Old Resolution: Commit to professional development since upskilling will help you thrive.


New Resolution: Be prepared for the unexpected.

Professional development will always be important for keeping your skills sharp. But, if we learned anything from 2020, it was that “This is not a drill.” Small businesses in nearly every industry had to adjust on a dime to stay afloat, whether that was transitioning to a remote workforce or moving their operations online when storefronts closed down. No amount of training could have prepared us for most of the eventualities we experienced, further underscoring that the best way to deal with a crisis is to maintain a flexible perspective and a commitment to innovating on the fly as needed.

Old Resolution: Delegate routine tasks to free up time for strategy.


New Resolution: Devote time to contingency planning.

While no one could have predicted the sudden events of 2020, it’s still true that the best time to prepare for a crisis is before it happens. As you contemplate your plans for 2021, remember how you handled the disruption of 2020 and consider how you can set yourself up for success.

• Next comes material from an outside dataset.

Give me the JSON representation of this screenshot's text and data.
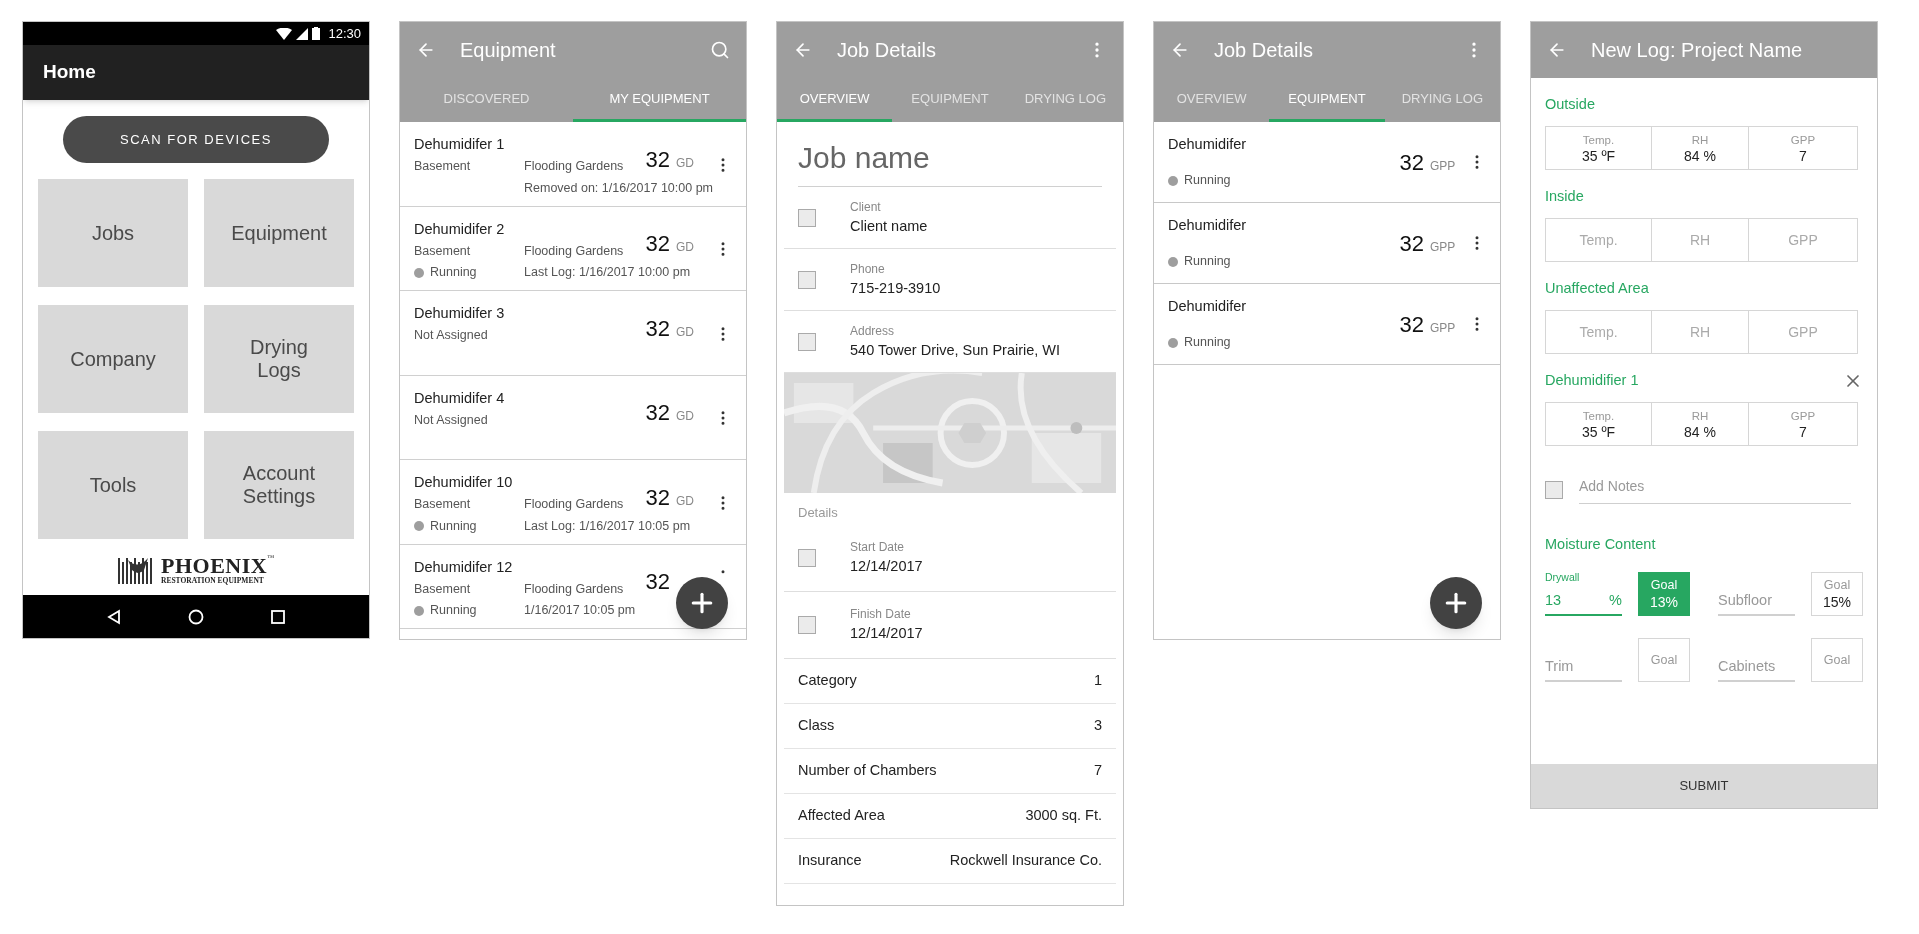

For example, did you find your operations were hindered due to a workforce that wasn’t equipped to work remotely? Figure out how to update your systems so you can transition seamlessly if needed again. Did you realize you relied too much on walk-in traffic? Perhaps you should create a pipeline of repeat business through online ordering or a subscription model. Did you lack crucial insurance or a line of credit that would have helped you better weather a down business cycle? Review what worked and what didn’t and prioritize building the requisite systems and relationships accordingly.
Now is also an ideal opportunity to create or update your communications protocol. Maybe you were scrambling to reach critical customers to reschedule appointments or weren’t able to update your website easily. Put plans in place to make it easier to handle any crisis, even something as mundane as a weather-related event.

Old Resolution: Take time for yourself.


New Resolution: Take even more time for yourself.

It’s hardly a revelation that burnout, stress, and anxiety spiked in 2020. A recent survey[3] from the Centers for Disease Control and Prevention (CDC) found that over 40% of adults reported struggling with mental health issues. Small business owners have been on the front lines, facing disrupted routines and often assuming extra caregiving duties in addition to the full-time+ responsibilities of running a business. Whether you find yourself recharged from meditation, exercise, reading, napping, or connecting with loved ones, don’t sacrifice these breaks. Schedule them in and make those moments sacred.

As you grapple with the uncertainty that is liable to continue as a hallmark of 2021, remember that you can count on your PNC banker to answer any business questions you have. Visit our website to find out more about PNC Business Banking-related products and services that can help you thrive in 2021.